Kendrick Helped Popularize It, But We Need To Talk About The Complicated Ethiopian History Of Negus

May 2007. The 80th Scripps National Spelling Bee is underway. A contestant, a young white boy with an atrocious bowl-cut, is asked how to spell the word negus. There is a definition at the bottom of the screen.

“A king – used as a title of the sovereign of Ethiopia.”

He repeats the word, which Ethiopians pronounce, nuh-goose. His version, very much Americanized, sounds much closer to what some might call a select melanin proficient group of friends – niggas.

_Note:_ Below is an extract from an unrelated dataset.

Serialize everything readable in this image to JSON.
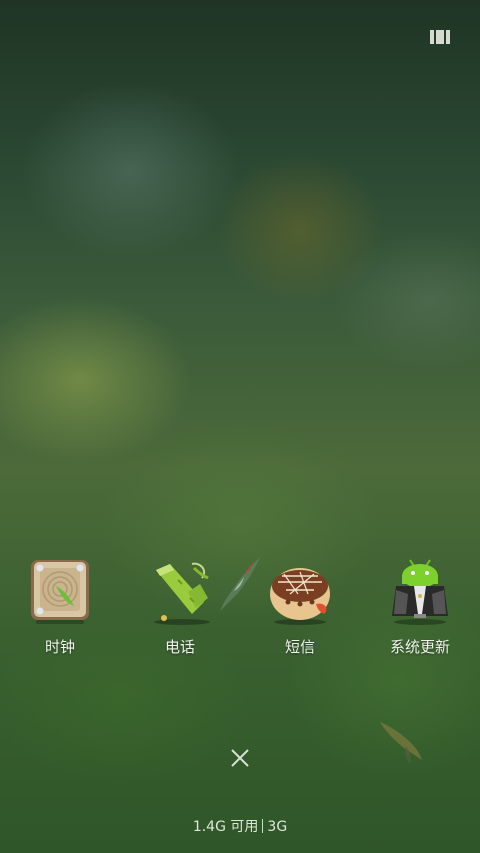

The video goes viral.

It’s 2015: Fulton Avenue, Bed-Stuy, Brooklyn, New York City where French tourists come to take pictures of Biggie murals.

I’m on my way to drink cheap whiskey with the homies. It’s unreasonably warm for December. I unbutton my coat and take long strides past 99-cent stores and expensive cafes.

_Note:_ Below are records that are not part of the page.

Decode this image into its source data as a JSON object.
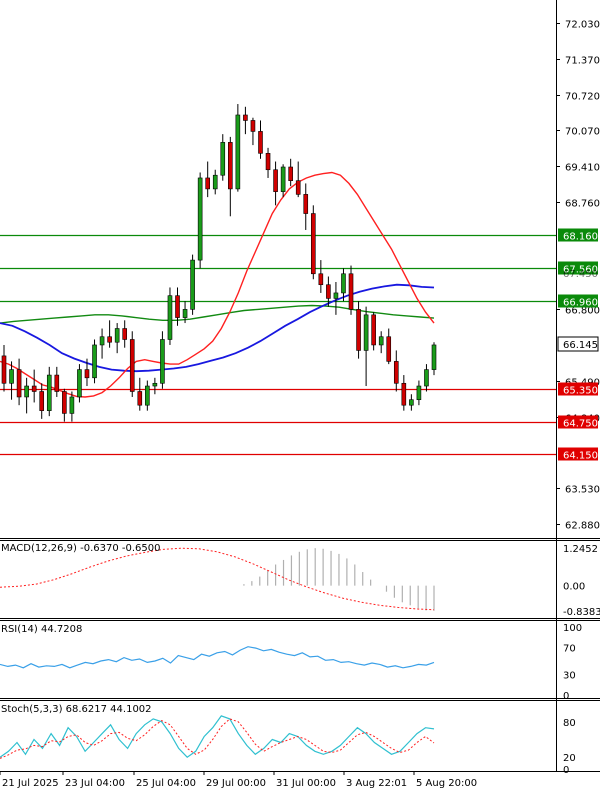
{
  "colors": {
    "bull": "#1a9c1a",
    "bear": "#d00000",
    "ma_fast": "#ff2020",
    "ma_mid": "#1818e0",
    "ma_slow": "#128a12",
    "level_green": "#0a8a0a",
    "level_red": "#e00000",
    "macd_hist": "#b0b0b0",
    "macd_signal": "#ff2020",
    "rsi": "#3aa0e8",
    "stoch_main": "#30c0d0",
    "stoch_signal": "#ff2020",
    "grid_frame": "#000000",
    "price_box_bg": "#ffffff"
  },
  "price_axis": {
    "ticks": [
      "72.030",
      "71.370",
      "70.720",
      "70.070",
      "69.410",
      "68.760",
      "66.800",
      "65.490",
      "64.840",
      "63.530",
      "62.880"
    ],
    "tick_values": [
      72.03,
      71.37,
      70.72,
      70.07,
      69.41,
      68.76,
      66.8,
      65.49,
      64.84,
      63.53,
      62.88
    ],
    "partial_tick": "67.450",
    "current_price": "66.145",
    "current_price_value": 66.145
  },
  "levels": [
    {
      "label": "68.160",
      "value": 68.16,
      "type": "resistance"
    },
    {
      "label": "67.560",
      "value": 67.56,
      "type": "resistance"
    },
    {
      "label": "66.960",
      "value": 66.96,
      "type": "resistance"
    },
    {
      "label": "65.350",
      "value": 65.35,
      "type": "support"
    },
    {
      "label": "64.750",
      "value": 64.75,
      "type": "support"
    },
    {
      "label": "64.150",
      "value": 64.15,
      "type": "support"
    }
  ],
  "time_axis": {
    "labels": [
      "21 Jul 2025",
      "23 Jul 04:00",
      "25 Jul 04:00",
      "29 Jul 00:00",
      "31 Jul 00:00",
      "3 Aug 22:01",
      "5 Aug 20:00"
    ]
  },
  "panels": {
    "macd": {
      "title": "MACD(12,26,9) -0.6370 -0.6500",
      "ticks": [
        "1.2452",
        "0.00",
        "-0.8383"
      ],
      "tick_values": [
        1.2452,
        0,
        -0.8383
      ]
    },
    "rsi": {
      "title": "RSI(14) 44.7208",
      "ticks": [
        "100",
        "70",
        "30",
        "0"
      ],
      "tick_values": [
        100,
        70,
        30,
        0
      ]
    },
    "stoch": {
      "title": "Stoch(5,3,3) 68.6217 44.1002",
      "ticks": [
        "80",
        "20",
        "0"
      ],
      "tick_values": [
        80,
        20,
        0
      ]
    }
  },
  "chart_data": {
    "type": "candlestick",
    "candles": [
      {
        "o": 65.95,
        "h": 66.15,
        "l": 65.3,
        "c": 65.45
      },
      {
        "o": 65.45,
        "h": 65.85,
        "l": 65.15,
        "c": 65.7
      },
      {
        "o": 65.7,
        "h": 65.9,
        "l": 65.05,
        "c": 65.2
      },
      {
        "o": 65.2,
        "h": 65.55,
        "l": 64.9,
        "c": 65.4
      },
      {
        "o": 65.4,
        "h": 65.7,
        "l": 65.1,
        "c": 65.3
      },
      {
        "o": 65.3,
        "h": 65.45,
        "l": 64.8,
        "c": 64.95
      },
      {
        "o": 64.95,
        "h": 65.75,
        "l": 64.85,
        "c": 65.6
      },
      {
        "o": 65.6,
        "h": 65.75,
        "l": 65.2,
        "c": 65.3
      },
      {
        "o": 65.3,
        "h": 65.35,
        "l": 64.75,
        "c": 64.9
      },
      {
        "o": 64.9,
        "h": 65.3,
        "l": 64.75,
        "c": 65.2
      },
      {
        "o": 65.2,
        "h": 65.8,
        "l": 65.1,
        "c": 65.7
      },
      {
        "o": 65.7,
        "h": 65.9,
        "l": 65.4,
        "c": 65.55
      },
      {
        "o": 65.55,
        "h": 66.25,
        "l": 65.45,
        "c": 66.15
      },
      {
        "o": 66.15,
        "h": 66.45,
        "l": 65.9,
        "c": 66.3
      },
      {
        "o": 66.3,
        "h": 66.6,
        "l": 66.1,
        "c": 66.2
      },
      {
        "o": 66.2,
        "h": 66.55,
        "l": 66.0,
        "c": 66.45
      },
      {
        "o": 66.45,
        "h": 66.6,
        "l": 66.1,
        "c": 66.25
      },
      {
        "o": 66.25,
        "h": 66.4,
        "l": 65.2,
        "c": 65.3
      },
      {
        "o": 65.3,
        "h": 65.55,
        "l": 64.95,
        "c": 65.05
      },
      {
        "o": 65.05,
        "h": 65.5,
        "l": 64.95,
        "c": 65.4
      },
      {
        "o": 65.4,
        "h": 65.55,
        "l": 65.25,
        "c": 65.45
      },
      {
        "o": 65.45,
        "h": 66.4,
        "l": 65.35,
        "c": 66.25
      },
      {
        "o": 66.25,
        "h": 67.2,
        "l": 66.15,
        "c": 67.05
      },
      {
        "o": 67.05,
        "h": 67.2,
        "l": 66.5,
        "c": 66.65
      },
      {
        "o": 66.65,
        "h": 66.95,
        "l": 66.55,
        "c": 66.8
      },
      {
        "o": 66.8,
        "h": 67.8,
        "l": 66.7,
        "c": 67.7
      },
      {
        "o": 67.7,
        "h": 69.3,
        "l": 67.55,
        "c": 69.2
      },
      {
        "o": 69.2,
        "h": 69.5,
        "l": 68.85,
        "c": 69.0
      },
      {
        "o": 69.0,
        "h": 69.35,
        "l": 68.9,
        "c": 69.25
      },
      {
        "o": 69.25,
        "h": 70.0,
        "l": 69.15,
        "c": 69.85
      },
      {
        "o": 69.85,
        "h": 69.95,
        "l": 68.5,
        "c": 69.0
      },
      {
        "o": 69.0,
        "h": 70.55,
        "l": 68.95,
        "c": 70.35
      },
      {
        "o": 70.35,
        "h": 70.5,
        "l": 70.0,
        "c": 70.25
      },
      {
        "o": 70.25,
        "h": 70.3,
        "l": 69.8,
        "c": 70.05
      },
      {
        "o": 70.05,
        "h": 70.25,
        "l": 69.55,
        "c": 69.65
      },
      {
        "o": 69.65,
        "h": 69.75,
        "l": 69.2,
        "c": 69.35
      },
      {
        "o": 69.35,
        "h": 69.5,
        "l": 68.7,
        "c": 68.95
      },
      {
        "o": 68.95,
        "h": 69.45,
        "l": 68.85,
        "c": 69.4
      },
      {
        "o": 69.4,
        "h": 69.55,
        "l": 69.05,
        "c": 69.15
      },
      {
        "o": 69.15,
        "h": 69.5,
        "l": 68.85,
        "c": 68.9
      },
      {
        "o": 68.9,
        "h": 69.1,
        "l": 68.25,
        "c": 68.55
      },
      {
        "o": 68.55,
        "h": 68.7,
        "l": 67.35,
        "c": 67.45
      },
      {
        "o": 67.45,
        "h": 67.7,
        "l": 67.1,
        "c": 67.25
      },
      {
        "o": 67.25,
        "h": 67.4,
        "l": 66.85,
        "c": 67.0
      },
      {
        "o": 67.0,
        "h": 67.3,
        "l": 66.7,
        "c": 67.1
      },
      {
        "o": 67.1,
        "h": 67.55,
        "l": 66.95,
        "c": 67.45
      },
      {
        "o": 67.45,
        "h": 67.6,
        "l": 66.7,
        "c": 66.8
      },
      {
        "o": 66.8,
        "h": 66.95,
        "l": 65.9,
        "c": 66.05
      },
      {
        "o": 66.05,
        "h": 66.85,
        "l": 65.4,
        "c": 66.7
      },
      {
        "o": 66.7,
        "h": 66.75,
        "l": 66.05,
        "c": 66.15
      },
      {
        "o": 66.15,
        "h": 66.4,
        "l": 66.0,
        "c": 66.3
      },
      {
        "o": 66.3,
        "h": 66.45,
        "l": 65.8,
        "c": 65.85
      },
      {
        "o": 65.85,
        "h": 66.05,
        "l": 65.3,
        "c": 65.45
      },
      {
        "o": 65.45,
        "h": 65.6,
        "l": 64.95,
        "c": 65.05
      },
      {
        "o": 65.05,
        "h": 65.25,
        "l": 64.95,
        "c": 65.15
      },
      {
        "o": 65.15,
        "h": 65.5,
        "l": 65.05,
        "c": 65.4
      },
      {
        "o": 65.4,
        "h": 65.8,
        "l": 65.3,
        "c": 65.7
      },
      {
        "o": 65.7,
        "h": 66.2,
        "l": 65.6,
        "c": 66.15
      }
    ],
    "ma_fast": [
      65.85,
      65.8,
      65.72,
      65.62,
      65.52,
      65.42,
      65.38,
      65.32,
      65.26,
      65.21,
      65.2,
      65.22,
      65.28,
      65.4,
      65.55,
      65.72,
      65.85,
      65.88,
      65.85,
      65.82,
      65.8,
      65.8,
      65.88,
      65.98,
      66.08,
      66.22,
      66.45,
      66.75,
      67.1,
      67.5,
      67.85,
      68.2,
      68.55,
      68.8,
      69.0,
      69.12,
      69.2,
      69.25,
      69.28,
      69.3,
      69.25,
      69.1,
      68.9,
      68.65,
      68.4,
      68.15,
      67.9,
      67.6,
      67.3,
      67.0,
      66.75,
      66.55
    ],
    "ma_mid": [
      66.55,
      66.5,
      66.4,
      66.28,
      66.15,
      66.0,
      65.9,
      65.82,
      65.75,
      65.7,
      65.68,
      65.67,
      65.68,
      65.7,
      65.72,
      65.75,
      65.8,
      65.86,
      65.92,
      66.0,
      66.1,
      66.22,
      66.36,
      66.5,
      66.62,
      66.75,
      66.86,
      66.96,
      67.05,
      67.12,
      67.18,
      67.22,
      67.25,
      67.24,
      67.21,
      67.2
    ],
    "ma_slow": [
      66.55,
      66.58,
      66.6,
      66.62,
      66.64,
      66.66,
      66.68,
      66.7,
      66.7,
      66.68,
      66.65,
      66.62,
      66.6,
      66.6,
      66.62,
      66.66,
      66.7,
      66.74,
      66.78,
      66.8,
      66.82,
      66.84,
      66.86,
      66.87,
      66.86,
      66.84,
      66.8,
      66.76,
      66.73,
      66.7,
      66.68,
      66.66,
      66.64
    ],
    "macd_hist": [
      0.0,
      0.05,
      0.15,
      0.3,
      0.5,
      0.7,
      0.85,
      1.0,
      1.12,
      1.2,
      1.24,
      1.22,
      1.15,
      1.05,
      0.9,
      0.7,
      0.45,
      0.2,
      0.0,
      -0.2,
      -0.4,
      -0.55,
      -0.65,
      -0.75,
      -0.82,
      -0.83
    ],
    "macd_signal": [
      -0.05,
      -0.02,
      0.05,
      0.2,
      0.4,
      0.62,
      0.82,
      0.98,
      1.1,
      1.2,
      1.24,
      1.22,
      1.12,
      0.95,
      0.72,
      0.45,
      0.18,
      -0.05,
      -0.25,
      -0.42,
      -0.55,
      -0.65,
      -0.72,
      -0.77,
      -0.8
    ],
    "rsi": [
      45,
      42,
      44,
      40,
      46,
      41,
      43,
      42,
      45,
      40,
      44,
      48,
      46,
      50,
      52,
      49,
      55,
      51,
      53,
      48,
      50,
      54,
      47,
      58,
      55,
      52,
      60,
      57,
      62,
      64,
      59,
      66,
      71,
      69,
      65,
      67,
      63,
      60,
      58,
      62,
      56,
      57,
      51,
      52,
      48,
      49,
      46,
      44,
      47,
      45,
      41,
      43,
      40,
      42,
      45,
      44,
      48
    ],
    "stoch_main": [
      20,
      30,
      45,
      25,
      50,
      35,
      60,
      40,
      70,
      55,
      30,
      45,
      60,
      75,
      50,
      35,
      60,
      75,
      85,
      80,
      60,
      35,
      20,
      30,
      55,
      70,
      90,
      85,
      60,
      40,
      25,
      35,
      50,
      45,
      60,
      55,
      40,
      30,
      25,
      30,
      40,
      55,
      70,
      60,
      45,
      35,
      25,
      30,
      45,
      60,
      70,
      68
    ],
    "stoch_signal": [
      18,
      24,
      32,
      34,
      40,
      38,
      48,
      46,
      55,
      58,
      45,
      40,
      48,
      60,
      62,
      52,
      48,
      58,
      72,
      82,
      75,
      55,
      35,
      25,
      32,
      50,
      72,
      85,
      80,
      62,
      42,
      30,
      38,
      45,
      50,
      55,
      50,
      40,
      30,
      28,
      32,
      45,
      58,
      62,
      55,
      45,
      35,
      28,
      32,
      45,
      55,
      44
    ]
  }
}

I bump into an acquaintance who is with a friend. We exchange the usual pleasantries.

“Yeah, yeah I am.” I respond.

“Oh!” says my homie, who is white. His face lights up with a smile.

“My Negus!” He says jubilantly, attempting Amharic, the language my tongue first kissed, and failing.

Niggas, is what I hear.